The Deep Connections project recently completed its first research expedition on board the vessel Phakisa, to Sodwana Bay and Maputaland in the iSimangaliso Wetland Park World Heritage Site. This is a multidisciplinary project led by Professor Kerry Sink of the South African National Biodiversity Institute with aspects investigating coelacanth ecology, the use of environmental DNA, natural products chemicals, and pollutants. The Oceanographic Research Institute’s involvement focused on the latter, specifically organochlorine pesticides and microplastics in canyon and deep reef corals and sponges. This component will compliment shallower pollutant work already being undertaken on the coral reefs.
A remotely operated vehicle (ROV) was used to collect the samples and record what types of organisms occur in the canyons and on the deep reefs. Several coelacanths were found too, and a higher number of sponge and coral samples collected than expected for pollutant analyses. Previous work by the author has shown that the shallow coral reef organisms carry high pesticide burdens of DDT and various agricultural chemicals (https://doi.org/10.1016/j.marpolbul.2018.10.028). Therefore, the samples just collected will be used to determine how far offshore and deep these pollutants may move from the land. Furthermore, the project plans to sample deep reefs and canyons further south in KZN to get an understanding of how widespread these contaminants may be in the province. The analysis of micro-plastics is being done by measuring the concentration of pthalate esters. This is novel and will provide a more accurate way of quantifying organismal exposure to plastics as what is being measured is that which is assimilated by the organism over a period of several months rather than just the quantity of plastic pieces in the gut at any one moment in time.
The results from this work will have important implications for the management of reefs in the region. This is particularly so in view of maintaining the most resilient reef communities possible to give them the best chance to resist the impacts of climate change as much as possible.
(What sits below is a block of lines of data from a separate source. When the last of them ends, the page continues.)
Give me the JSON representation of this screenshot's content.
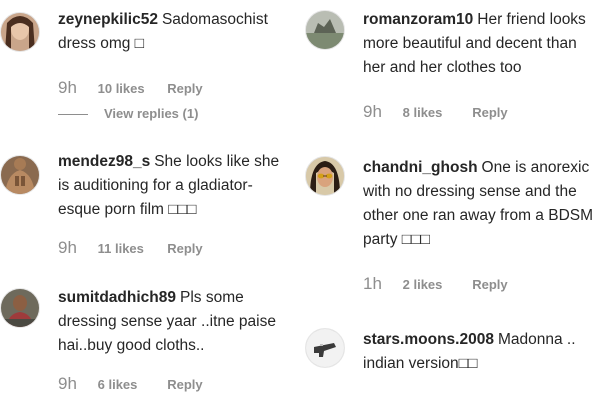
{
  "comments_left": [
    {
      "username": "zeynepkilic52",
      "text": "Sadomasochist dress omg □",
      "time": "9h",
      "likes": "10 likes",
      "reply": "Reply",
      "view_replies": "View replies (1)"
    },
    {
      "username": "mendez98_s",
      "text": "She looks like she is auditioning for a gladiator-esque porn film □□□",
      "time": "9h",
      "likes": "11 likes",
      "reply": "Reply"
    },
    {
      "username": "sumitdadhich89",
      "text": "Pls some dressing sense yaar ..itne paise hai..buy good cloths..",
      "time": "9h",
      "likes": "6 likes",
      "reply": "Reply"
    }
  ],
  "comments_right": [
    {
      "username": "romanzoram10",
      "text": "Her friend looks more beautiful and decent than her and her clothes too",
      "time": "9h",
      "likes": "8 likes",
      "reply": "Reply"
    },
    {
      "username": "chandni_ghosh",
      "text": "One is anorexic with no dressing sense and the other one ran away from a BDSM party □□□",
      "time": "1h",
      "likes": "2 likes",
      "reply": "Reply"
    },
    {
      "username": "stars.moons.2008",
      "text": "Madonna .. indian version□□"
    }
  ]
}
KZNs reefs are the backbone of the dive tourism and fishing industries and without them thousands of livelihoods would be lost and millions of rands worth of ecosystems services unrealised.